Thus far the Western media are paying little attention to one rather tricky question. All the media in Egypt remain under military/and ruling party control. Even if a new constitution recognises the myriad of opposition parties, unless the control of the media is genuinely surrendered, the only parties with a change of support are those in effect sponsored by the current controllers of the media. The question is simply this. How can the media become free enough to allow genuinely free elections if the Army’s supposed 6 month timetable is to have any meaning? Quite apart from anything else the US$1.3 Billion paid by the US by way of stipend, hardly leaves the Army free to make up its own mind who to support.The other worrisome question particularly for the US is whether China will be able to take advantage of the situation to get more investment and potential control. History showed that both Nasser and Sadat were able to arrange new deals with Russia in the aftermath of their accessions to power and it would be unexpected if a now unpopular US would not lose some traction to the advantage of other main competitors in the Middle East. Thus far the Muslim brotherhood has been restrained in publicising their intentions. Again there is interesting potential for a deep seated problem. That Muslim factions do not always get on well together either with one another or with those of other faiths is now abundantly clear in Iraq and with some of the strongest celebratory cheers coming from the Shi’ite faction with a Sunn’i counter faction (the large majority of the population)not too far away it will be interesting to see what transpires. Certainly the Coptic Christians have reason to pause for thought.
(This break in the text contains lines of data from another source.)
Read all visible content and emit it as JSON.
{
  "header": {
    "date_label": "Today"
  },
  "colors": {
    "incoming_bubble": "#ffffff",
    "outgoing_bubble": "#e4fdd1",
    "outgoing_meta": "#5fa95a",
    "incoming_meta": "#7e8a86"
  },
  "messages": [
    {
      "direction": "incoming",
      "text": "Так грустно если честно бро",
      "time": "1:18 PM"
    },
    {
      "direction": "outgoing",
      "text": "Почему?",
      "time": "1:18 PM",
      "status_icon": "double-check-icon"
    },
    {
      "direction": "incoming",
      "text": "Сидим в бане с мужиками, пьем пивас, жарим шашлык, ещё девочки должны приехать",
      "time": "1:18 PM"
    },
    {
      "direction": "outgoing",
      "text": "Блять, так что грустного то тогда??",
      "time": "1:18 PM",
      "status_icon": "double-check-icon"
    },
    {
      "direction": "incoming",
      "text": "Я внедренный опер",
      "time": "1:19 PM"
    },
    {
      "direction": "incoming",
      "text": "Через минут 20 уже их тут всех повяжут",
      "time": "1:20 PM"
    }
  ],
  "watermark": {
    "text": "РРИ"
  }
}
Assuming the coup does address the underlying unease and the corrective action is taken it is hard to see any good news for the West. At present the high unemployment in Egypt has to be seen in the context of a huge expatriate population of specialist workers in oil, shipping, military support etc. Not only does that provide the West with a significant wealth stream, it also helps guarantee a degree of Western control over the critical oil production and distribultion – and of course provides an influence over the shipping through the strategic Suez canal. If the indigenous population does succeed in wresting back some of this employment and control, the West stands to lose a great deal. Since the US is currently blamed for their past support of Mubarak and since it is the US via the Mubarak dictatorship who have been the main restraining force against the widespread anti-Israeli sentiment in Egypt, it is far from clear that the current changes are going to be the US advantage. Which brings us back to Aladdin Elaasar. If he was right in his predictions and if he was able to interpret the confusing swirling forces behind the scenes in Egypt in such a way to make sense of a clearly difficult and volatile situation, it is hoped that his is now one of the voices being listened to as policy is rearranged and reconstructed. Perhaps a few politicians should now be required to read his book.